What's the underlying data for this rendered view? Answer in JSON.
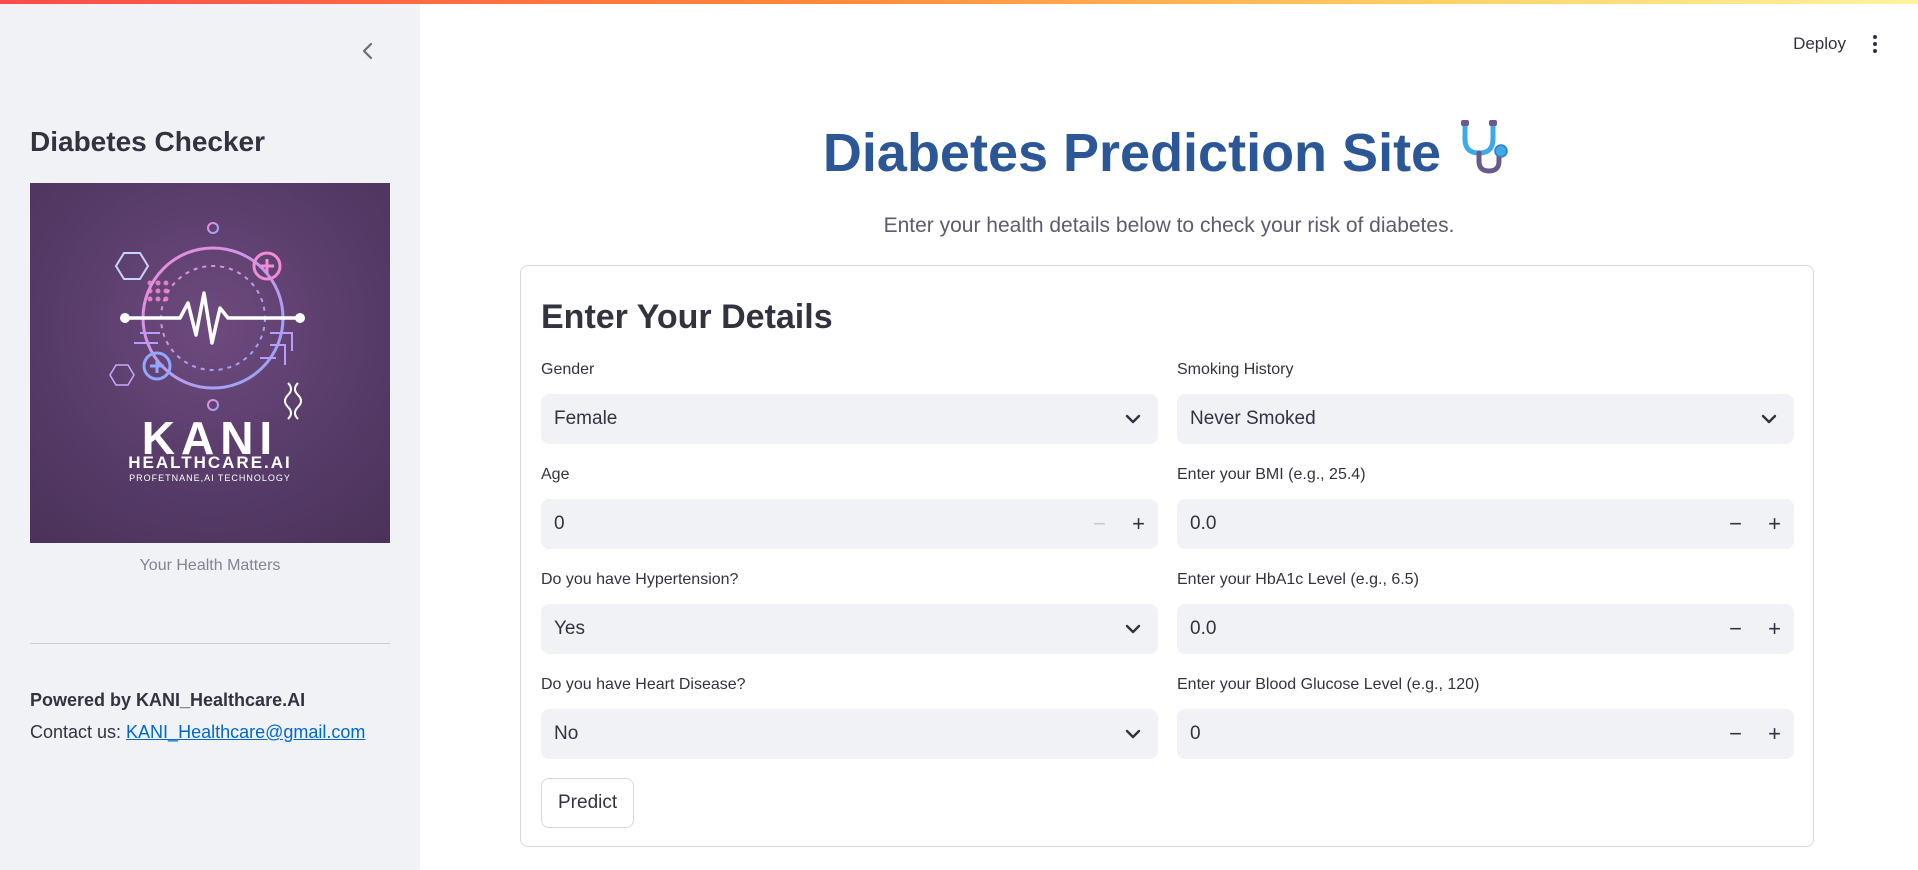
{
  "header": {
    "deploy_label": "Deploy"
  },
  "sidebar": {
    "title": "Diabetes Checker",
    "logo": {
      "main_text": "KANI",
      "sub_text": "HEALTHCARE.AI",
      "tagline": "PROFETNANE,AI TECHNOLOGY"
    },
    "caption": "Your Health Matters",
    "powered_by": "Powered by KANI_Healthcare.AI",
    "contact_prefix": "Contact us: ",
    "contact_email": "KANI_Healthcare@gmail.com"
  },
  "main": {
    "title": "Diabetes Prediction Site",
    "title_icon": "stethoscope-icon",
    "subtitle": "Enter your health details below to check your risk of diabetes.",
    "form": {
      "title": "Enter Your Details",
      "gender": {
        "label": "Gender",
        "value": "Female"
      },
      "smoking": {
        "label": "Smoking History",
        "value": "Never Smoked"
      },
      "age": {
        "label": "Age",
        "value": "0"
      },
      "bmi": {
        "label": "Enter your BMI (e.g., 25.4)",
        "value": "0.0"
      },
      "hypertension": {
        "label": "Do you have Hypertension?",
        "value": "Yes"
      },
      "hba1c": {
        "label": "Enter your HbA1c Level (e.g., 6.5)",
        "value": "0.0"
      },
      "heart": {
        "label": "Do you have Heart Disease?",
        "value": "No"
      },
      "glucose": {
        "label": "Enter your Blood Glucose Level (e.g., 120)",
        "value": "0"
      },
      "predict_label": "Predict"
    }
  },
  "colors": {
    "title": "#2b5797",
    "accent_link": "#0068c9",
    "sidebar_bg": "#f0f2f6"
  }
}
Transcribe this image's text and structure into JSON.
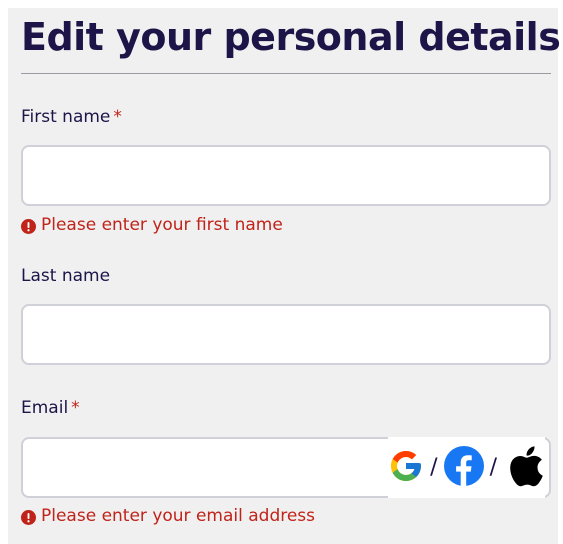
{
  "page": {
    "title": "Edit your personal details"
  },
  "form": {
    "first_name": {
      "label": "First name",
      "required_mark": "*",
      "value": "",
      "error": "Please enter your first name"
    },
    "last_name": {
      "label": "Last name",
      "value": ""
    },
    "email": {
      "label": "Email",
      "required_mark": "*",
      "value": "",
      "error": "Please enter your email address",
      "social_separator": "/",
      "social_icons": [
        "google-icon",
        "facebook-icon",
        "apple-icon"
      ]
    }
  },
  "colors": {
    "heading": "#1d1447",
    "error": "#c0231a",
    "panel_bg": "#f0f0f0",
    "input_border": "#cfd0d8",
    "facebook_blue": "#1877f2"
  }
}
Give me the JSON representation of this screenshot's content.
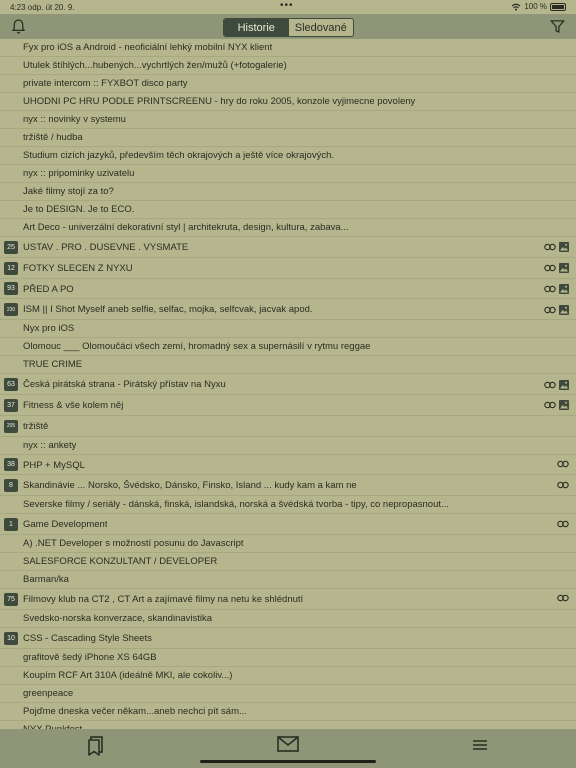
{
  "status_bar": {
    "time": "4:23 odp.  út 20. 9.",
    "dots": "•••",
    "battery": "100 %"
  },
  "header": {
    "tabs": [
      "Historie",
      "Sledované"
    ],
    "active_tab": "Historie",
    "bell_icon": "bell-icon",
    "filter_icon": "filter-icon"
  },
  "colors": {
    "background": "#b5b68e",
    "bars": "#8e9677",
    "accent": "#3e4a3b",
    "text": "#2a2d22"
  },
  "list": [
    {
      "title": "Fyx pro iOS a Android - neoficiální lehký mobilní NYX klient",
      "count": "",
      "link": false,
      "image": false
    },
    {
      "title": "Utulek štíhlých...hubených...vychrtlých žen/mužů (+fotogalerie)",
      "count": "",
      "link": false,
      "image": false
    },
    {
      "title": "private intercom :: FYXBOT disco party",
      "count": "",
      "link": false,
      "image": false
    },
    {
      "title": "UHODNI PC HRU PODLE PRINTSCREENU - hry do roku 2005, konzole vyjimecne povoleny",
      "count": "",
      "link": false,
      "image": false
    },
    {
      "title": "nyx :: novinky v systemu",
      "count": "",
      "link": false,
      "image": false
    },
    {
      "title": "tržiště / hudba",
      "count": "",
      "link": false,
      "image": false
    },
    {
      "title": "Studium cizích jazyků, především těch okrajových a ještě více okrajových.",
      "count": "",
      "link": false,
      "image": false
    },
    {
      "title": "nyx :: pripominky uzivatelu",
      "count": "",
      "link": false,
      "image": false
    },
    {
      "title": "Jaké filmy stojí za to?",
      "count": "",
      "link": false,
      "image": false
    },
    {
      "title": "Je to DESIGN. Je to ECO.",
      "count": "",
      "link": false,
      "image": false
    },
    {
      "title": "Art Deco - univerzální dekorativní styl | architekruta, design, kultura, zabava...",
      "count": "",
      "link": false,
      "image": false
    },
    {
      "title": "USTAV . PRO . DUSEVNE . VYSMATE",
      "count": "25",
      "link": true,
      "image": true
    },
    {
      "title": "FOTKY SLECEN Z NYXU",
      "count": "12",
      "link": true,
      "image": true
    },
    {
      "title": "PŘED A PO",
      "count": "93",
      "link": true,
      "image": true
    },
    {
      "title": "ISM || I Shot Myself aneb selfie, selfac, mojka, selfcvak, jacvak apod.",
      "count": "230",
      "link": true,
      "image": true
    },
    {
      "title": "Nyx pro iOS",
      "count": "",
      "link": false,
      "image": false
    },
    {
      "title": "Olomouc ___ Olomoučáci všech zemí, hromadný sex a supernásilí v rytmu reggae",
      "count": "",
      "link": false,
      "image": false
    },
    {
      "title": "TRUE CRIME",
      "count": "",
      "link": false,
      "image": false
    },
    {
      "title": "Česká pirátská strana - Pirátský přístav na Nyxu",
      "count": "63",
      "link": true,
      "image": true
    },
    {
      "title": "Fitness & vše kolem něj",
      "count": "37",
      "link": true,
      "image": true
    },
    {
      "title": "tržiště",
      "count": "205",
      "link": false,
      "image": false
    },
    {
      "title": "nyx :: ankety",
      "count": "",
      "link": false,
      "image": false
    },
    {
      "title": "PHP + MySQL",
      "count": "38",
      "link": true,
      "image": false
    },
    {
      "title": "Skandinávie ... Norsko, Švédsko, Dánsko, Finsko, Island ... kudy kam a kam ne",
      "count": "8",
      "link": true,
      "image": false
    },
    {
      "title": "Severske filmy / seriály - dánská, finská, islandská, norská a švédská tvorba - tipy, co nepropasnout...",
      "count": "",
      "link": false,
      "image": false
    },
    {
      "title": "Game Development",
      "count": "1",
      "link": true,
      "image": false
    },
    {
      "title": "A) .NET Developer s možností posunu do Javascript",
      "count": "",
      "link": false,
      "image": false
    },
    {
      "title": "SALESFORCE KONZULTANT / DEVELOPER",
      "count": "",
      "link": false,
      "image": false
    },
    {
      "title": "Barman/ka",
      "count": "",
      "link": false,
      "image": false
    },
    {
      "title": "Filmovy klub na CT2 , CT Art a zajímavé filmy na netu ke shlédnutí",
      "count": "75",
      "link": true,
      "image": false
    },
    {
      "title": "Svedsko-norska konverzace, skandinavistika",
      "count": "",
      "link": false,
      "image": false
    },
    {
      "title": "CSS - Cascading Style Sheets",
      "count": "10",
      "link": false,
      "image": false
    },
    {
      "title": "grafitově šedý iPhone XS 64GB",
      "count": "",
      "link": false,
      "image": false
    },
    {
      "title": "Koupím RCF Art 310A (ideálně MKI, ale cokoliv...)",
      "count": "",
      "link": false,
      "image": false
    },
    {
      "title": "greenpeace",
      "count": "",
      "link": false,
      "image": false
    },
    {
      "title": "Pojďme dneska večer někam...aneb nechci pít sám...",
      "count": "",
      "link": false,
      "image": false
    },
    {
      "title": "NYX Punkfest",
      "count": "",
      "link": false,
      "image": false
    }
  ],
  "tabbar": {
    "items": [
      "bookmarks-icon",
      "mail-icon",
      "menu-icon"
    ]
  }
}
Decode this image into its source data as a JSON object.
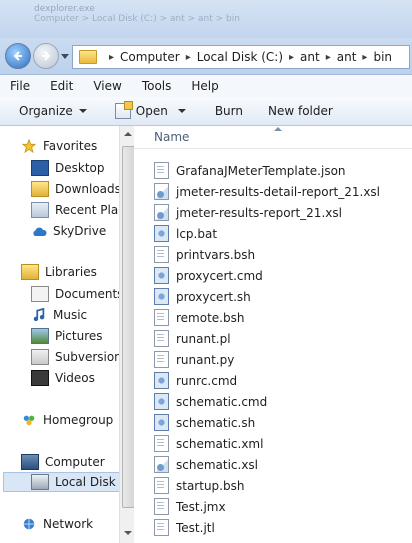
{
  "window": {
    "ghost_title": "dexplorer.exe",
    "ghost_subtitle": "Computer > Local Disk (C:) > ant > ant > bin"
  },
  "address": {
    "crumbs": [
      "Computer",
      "Local Disk (C:)",
      "ant",
      "ant",
      "bin"
    ]
  },
  "menu": [
    "File",
    "Edit",
    "View",
    "Tools",
    "Help"
  ],
  "toolbar": {
    "organize": "Organize",
    "open": "Open",
    "burn": "Burn",
    "new_folder": "New folder"
  },
  "nav": {
    "favorites": "Favorites",
    "desktop": "Desktop",
    "downloads": "Downloads",
    "recent": "Recent Place",
    "skydrive": "SkyDrive",
    "libraries": "Libraries",
    "documents": "Documents",
    "music": "Music",
    "pictures": "Pictures",
    "subversion": "Subversion",
    "videos": "Videos",
    "homegroup": "Homegroup",
    "computer": "Computer",
    "localdisk": "Local Disk (C",
    "network": "Network"
  },
  "files": {
    "header": "Name",
    "items": [
      {
        "name": "GrafanaJMeterTemplate.json",
        "icon": "document-icon"
      },
      {
        "name": "jmeter-results-detail-report_21.xsl",
        "icon": "xsl-file-icon"
      },
      {
        "name": "jmeter-results-report_21.xsl",
        "icon": "xsl-file-icon"
      },
      {
        "name": "lcp.bat",
        "icon": "script-gear-icon"
      },
      {
        "name": "printvars.bsh",
        "icon": "document-icon"
      },
      {
        "name": "proxycert.cmd",
        "icon": "script-gear-icon"
      },
      {
        "name": "proxycert.sh",
        "icon": "script-gear-icon"
      },
      {
        "name": "remote.bsh",
        "icon": "document-icon"
      },
      {
        "name": "runant.pl",
        "icon": "document-icon"
      },
      {
        "name": "runant.py",
        "icon": "document-icon"
      },
      {
        "name": "runrc.cmd",
        "icon": "script-gear-icon"
      },
      {
        "name": "schematic.cmd",
        "icon": "script-gear-icon"
      },
      {
        "name": "schematic.sh",
        "icon": "script-gear-icon"
      },
      {
        "name": "schematic.xml",
        "icon": "document-icon"
      },
      {
        "name": "schematic.xsl",
        "icon": "xsl-file-icon"
      },
      {
        "name": "startup.bsh",
        "icon": "document-icon"
      },
      {
        "name": "Test.jmx",
        "icon": "document-icon"
      },
      {
        "name": "Test.jtl",
        "icon": "document-icon"
      }
    ]
  }
}
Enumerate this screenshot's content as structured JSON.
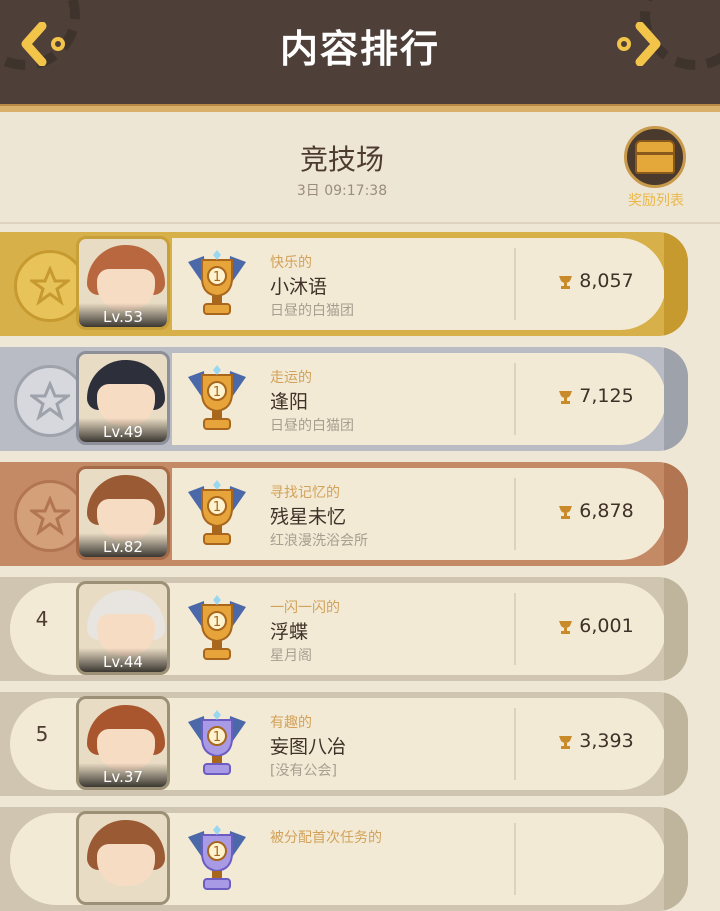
{
  "header": {
    "title": "内容排行"
  },
  "arena": {
    "title": "竞技场",
    "time": "3日 09:17:38",
    "reward_label": "奖励列表"
  },
  "rows": [
    {
      "rank": "1",
      "motto": "快乐的",
      "name": "小沐语",
      "guild": "日昼的白猫团",
      "level": "Lv.53",
      "score": "8,057",
      "tier": "gold"
    },
    {
      "rank": "2",
      "motto": "走运的",
      "name": "逢阳",
      "guild": "日昼的白猫团",
      "level": "Lv.49",
      "score": "7,125",
      "tier": "silver"
    },
    {
      "rank": "3",
      "motto": "寻找记忆的",
      "name": "残星未忆",
      "guild": "红浪漫洗浴会所",
      "level": "Lv.82",
      "score": "6,878",
      "tier": "bronze"
    },
    {
      "rank": "4",
      "motto": "一闪一闪的",
      "name": "浮蝶",
      "guild": "星月阁",
      "level": "Lv.44",
      "score": "6,001",
      "tier": "normal"
    },
    {
      "rank": "5",
      "motto": "有趣的",
      "name": "妄图八冶",
      "guild": "[没有公会]",
      "level": "Lv.37",
      "score": "3,393",
      "tier": "normal"
    },
    {
      "rank": "",
      "motto": "被分配首次任务的",
      "name": "",
      "guild": "",
      "level": "",
      "score": "",
      "tier": "normal"
    }
  ],
  "colors": {
    "header": "#4e4038",
    "gold": "#d7b04a",
    "silver": "#b9bcc4",
    "bronze": "#c48a66",
    "normal": "#cfc5b0"
  },
  "icons": {
    "back": "chevron-left-gear-icon",
    "forward": "chevron-right-gear-icon",
    "trophy": "trophy-icon",
    "chest": "treasure-chest-icon"
  }
}
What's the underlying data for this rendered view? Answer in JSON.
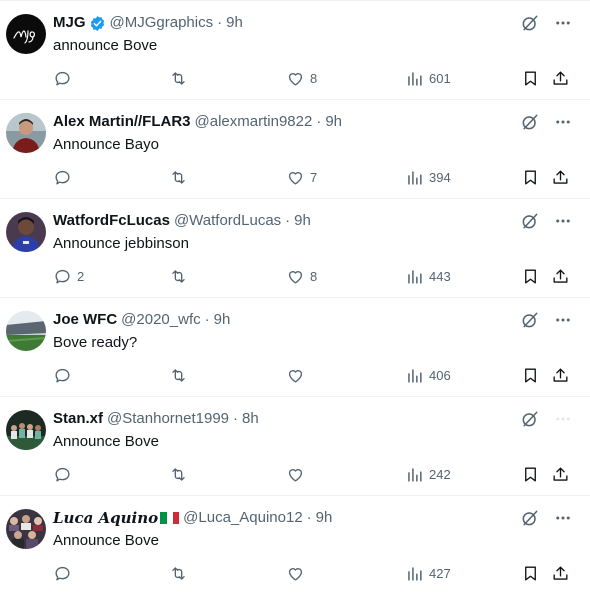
{
  "tweets": [
    {
      "name": "MJG",
      "verified": true,
      "handle": "@MJGgraphics",
      "time": "9h",
      "text": "announce Bove",
      "replies": "",
      "retweets": "",
      "likes": "8",
      "views": "601",
      "avatar": "avatar-mjg-logo"
    },
    {
      "name": "Alex Martin//FLAR3",
      "verified": false,
      "handle": "@alexmartin9822",
      "time": "9h",
      "text": "Announce Bayo",
      "replies": "",
      "retweets": "",
      "likes": "7",
      "views": "394",
      "avatar": "avatar-person-red-shirt"
    },
    {
      "name": "WatfordFcLucas",
      "verified": false,
      "handle": "@WatfordLucas",
      "time": "9h",
      "text": "Announce jebbinson",
      "replies": "2",
      "retweets": "",
      "likes": "8",
      "views": "443",
      "avatar": "avatar-person-blue-shirt"
    },
    {
      "name": "Joe WFC",
      "verified": false,
      "handle": "@2020_wfc",
      "time": "9h",
      "text": "Bove ready?",
      "replies": "",
      "retweets": "",
      "likes": "",
      "views": "406",
      "avatar": "avatar-stadium"
    },
    {
      "name": "Stan.xf",
      "verified": false,
      "handle": "@Stanhornet1999",
      "time": "8h",
      "text": "Announce Bove",
      "replies": "",
      "retweets": "",
      "likes": "",
      "views": "242",
      "avatar": "avatar-team-photo"
    },
    {
      "name": "Luca Aquino",
      "verified": false,
      "flag": "italy-flag",
      "handle": "@Luca_Aquino12",
      "time": "9h",
      "text": "Announce Bove",
      "replies": "",
      "retweets": "",
      "likes": "",
      "views": "427",
      "avatar": "avatar-crowd"
    }
  ],
  "separator": "·",
  "colors": {
    "text": "#0f1419",
    "muted": "#536471",
    "verified": "#1d9bf0",
    "border": "#eff3f4"
  },
  "icons": [
    "reply-icon",
    "retweet-icon",
    "like-icon",
    "views-icon",
    "bookmark-icon",
    "share-icon",
    "grok-icon",
    "more-icon",
    "verified-badge-icon"
  ]
}
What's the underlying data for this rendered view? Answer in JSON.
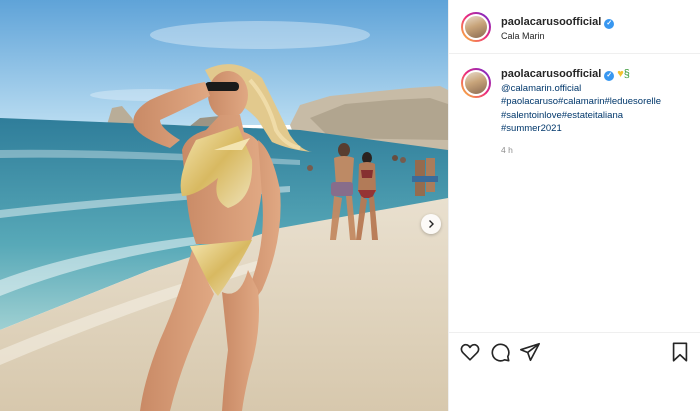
{
  "post": {
    "username": "paolacarusoofficial",
    "location": "Cala Marin",
    "verified": true
  },
  "caption": {
    "username": "paolacarusoofficial",
    "emojis": [
      "yellow-heart",
      "snake"
    ],
    "mention": "@calamarin.official",
    "hashtags": [
      "#paolacaruso#calamarin#leduesorelle",
      "#salentoinlove#estateitaliana",
      "#summer2021"
    ],
    "time_ago": "4 h"
  },
  "icons": {
    "like": "heart-icon",
    "comment": "comment-icon",
    "share": "share-icon",
    "save": "bookmark-icon",
    "next": "chevron-right-icon"
  },
  "colors": {
    "link": "#00376b",
    "verified": "#3897f0",
    "divider": "#efefef"
  }
}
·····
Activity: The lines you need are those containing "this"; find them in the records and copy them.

Solved exercise:
What's the underlying data for this rendered view? Answer in JSON.
Transcribe this image's text and structure into JSON.
Give me the JSON representation of this screenshot's content.
Decode this image into its source data as a JSON object.
Enumerate this screenshot's content as structured JSON.
What's the underlying data for this rendered view? Answer in JSON.
What's the underlying data for this rendered view? Answer in JSON.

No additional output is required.